### Task directions
The entries below are to be returned exactly. Include all of them.

= = =

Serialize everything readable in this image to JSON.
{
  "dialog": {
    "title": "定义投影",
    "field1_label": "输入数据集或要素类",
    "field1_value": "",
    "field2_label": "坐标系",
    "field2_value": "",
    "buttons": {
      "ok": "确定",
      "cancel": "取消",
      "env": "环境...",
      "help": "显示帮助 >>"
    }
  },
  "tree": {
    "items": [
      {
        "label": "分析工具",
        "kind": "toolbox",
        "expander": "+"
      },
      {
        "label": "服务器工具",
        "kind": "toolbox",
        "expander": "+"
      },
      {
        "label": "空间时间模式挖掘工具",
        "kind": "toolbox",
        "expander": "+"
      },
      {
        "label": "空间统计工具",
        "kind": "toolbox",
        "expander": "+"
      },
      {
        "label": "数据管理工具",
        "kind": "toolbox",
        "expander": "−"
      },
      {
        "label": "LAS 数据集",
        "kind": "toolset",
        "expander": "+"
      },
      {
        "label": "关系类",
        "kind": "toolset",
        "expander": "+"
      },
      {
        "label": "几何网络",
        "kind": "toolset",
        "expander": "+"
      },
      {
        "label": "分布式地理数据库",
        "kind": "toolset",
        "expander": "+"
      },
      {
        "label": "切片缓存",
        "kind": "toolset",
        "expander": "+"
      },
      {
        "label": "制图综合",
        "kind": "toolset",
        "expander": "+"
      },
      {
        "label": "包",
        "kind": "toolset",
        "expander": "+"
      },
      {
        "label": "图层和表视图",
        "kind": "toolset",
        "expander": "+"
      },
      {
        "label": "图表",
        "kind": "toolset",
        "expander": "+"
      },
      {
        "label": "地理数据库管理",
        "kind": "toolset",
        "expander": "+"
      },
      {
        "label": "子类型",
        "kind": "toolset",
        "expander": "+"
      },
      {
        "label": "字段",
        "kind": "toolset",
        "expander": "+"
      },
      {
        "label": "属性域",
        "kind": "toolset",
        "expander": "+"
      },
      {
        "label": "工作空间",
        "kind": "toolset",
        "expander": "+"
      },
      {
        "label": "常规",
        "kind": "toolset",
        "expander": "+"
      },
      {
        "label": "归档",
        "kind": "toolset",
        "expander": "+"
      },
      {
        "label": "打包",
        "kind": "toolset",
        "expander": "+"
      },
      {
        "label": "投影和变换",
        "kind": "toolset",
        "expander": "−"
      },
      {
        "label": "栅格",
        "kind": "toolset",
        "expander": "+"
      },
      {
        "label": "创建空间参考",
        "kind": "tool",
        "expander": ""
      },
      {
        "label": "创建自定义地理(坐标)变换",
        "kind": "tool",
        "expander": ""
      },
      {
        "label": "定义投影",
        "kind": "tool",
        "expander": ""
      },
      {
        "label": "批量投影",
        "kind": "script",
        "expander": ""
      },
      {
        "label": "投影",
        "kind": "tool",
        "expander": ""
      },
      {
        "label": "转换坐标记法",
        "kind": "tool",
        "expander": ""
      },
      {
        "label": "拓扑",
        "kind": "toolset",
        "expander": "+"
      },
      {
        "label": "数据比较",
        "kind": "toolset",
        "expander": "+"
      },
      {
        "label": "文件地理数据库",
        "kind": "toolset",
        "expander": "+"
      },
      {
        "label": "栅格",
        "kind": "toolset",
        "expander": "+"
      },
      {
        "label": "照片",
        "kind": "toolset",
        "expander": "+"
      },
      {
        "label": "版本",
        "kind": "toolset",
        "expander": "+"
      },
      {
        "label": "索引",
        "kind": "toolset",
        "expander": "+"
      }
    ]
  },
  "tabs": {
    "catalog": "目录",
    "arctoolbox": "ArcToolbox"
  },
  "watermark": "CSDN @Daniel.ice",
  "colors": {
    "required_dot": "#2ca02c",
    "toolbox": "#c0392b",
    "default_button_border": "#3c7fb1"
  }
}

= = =

### Written reply
Serialize everything readable in this image to JSON.
{
  "dialog": {
    "title": "定义投影",
    "field1_label": "输入数据集或要素类",
    "field1_value": "",
    "field2_label": "坐标系",
    "field2_value": "",
    "buttons": {
      "ok": "确定",
      "cancel": "取消",
      "env": "环境...",
      "help": "显示帮助 >>"
    }
  },
  "tree": {
    "items": [
      {
        "label": "分析工具",
        "kind": "toolbox",
        "expander": "+"
      },
      {
        "label": "服务器工具",
        "kind": "toolbox",
        "expander": "+"
      },
      {
        "label": "空间时间模式挖掘工具",
        "kind": "toolbox",
        "expander": "+"
      },
      {
        "label": "空间统计工具",
        "kind": "toolbox",
        "expander": "+"
      },
      {
        "label": "数据管理工具",
        "kind": "toolbox",
        "expander": "−"
      },
      {
        "label": "LAS 数据集",
        "kind": "toolset",
        "expander": "+"
      },
      {
        "label": "关系类",
        "kind": "toolset",
        "expander": "+"
      },
      {
        "label": "几何网络",
        "kind": "toolset",
        "expander": "+"
      },
      {
        "label": "分布式地理数据库",
        "kind": "toolset",
        "expander": "+"
      },
      {
        "label": "切片缓存",
        "kind": "toolset",
        "expander": "+"
      },
      {
        "label": "制图综合",
        "kind": "toolset",
        "expander": "+"
      },
      {
        "label": "包",
        "kind": "toolset",
        "expander": "+"
      },
      {
        "label": "图层和表视图",
        "kind": "toolset",
        "expander": "+"
      },
      {
        "label": "图表",
        "kind": "toolset",
        "expander": "+"
      },
      {
        "label": "地理数据库管理",
        "kind": "toolset",
        "expander": "+"
      },
      {
        "label": "子类型",
        "kind": "toolset",
        "expander": "+"
      },
      {
        "label": "字段",
        "kind": "toolset",
        "expander": "+"
      },
      {
        "label": "属性域",
        "kind": "toolset",
        "expander": "+"
      },
      {
        "label": "工作空间",
        "kind": "toolset",
        "expander": "+"
      },
      {
        "label": "常规",
        "kind": "toolset",
        "expander": "+"
      },
      {
        "label": "归档",
        "kind": "toolset",
        "expander": "+"
      },
      {
        "label": "打包",
        "kind": "toolset",
        "expander": "+"
      },
      {
        "label": "投影和变换",
        "kind": "toolset",
        "expander": "−"
      },
      {
        "label": "栅格",
        "kind": "toolset",
        "expander": "+"
      },
      {
        "label": "创建空间参考",
        "kind": "tool",
        "expander": ""
      },
      {
        "label": "创建自定义地理(坐标)变换",
        "kind": "tool",
        "expander": ""
      },
      {
        "label": "定义投影",
        "kind": "tool",
        "expander": ""
      },
      {
        "label": "批量投影",
        "kind": "script",
        "expander": ""
      },
      {
        "label": "投影",
        "kind": "tool",
        "expander": ""
      },
      {
        "label": "转换坐标记法",
        "kind": "tool",
        "expander": ""
      },
      {
        "label": "拓扑",
        "kind": "toolset",
        "expander": "+"
      },
      {
        "label": "数据比较",
        "kind": "toolset",
        "expander": "+"
      },
      {
        "label": "文件地理数据库",
        "kind": "toolset",
        "expander": "+"
      },
      {
        "label": "栅格",
        "kind": "toolset",
        "expander": "+"
      },
      {
        "label": "照片",
        "kind": "toolset",
        "expander": "+"
      },
      {
        "label": "版本",
        "kind": "toolset",
        "expander": "+"
      },
      {
        "label": "索引",
        "kind": "toolset",
        "expander": "+"
      }
    ]
  },
  "tabs": {
    "catalog": "目录",
    "arctoolbox": "ArcToolbox"
  },
  "watermark": "CSDN @Daniel.ice",
  "colors": {
    "required_dot": "#2ca02c",
    "toolbox": "#c0392b",
    "default_button_border": "#3c7fb1"
  }
}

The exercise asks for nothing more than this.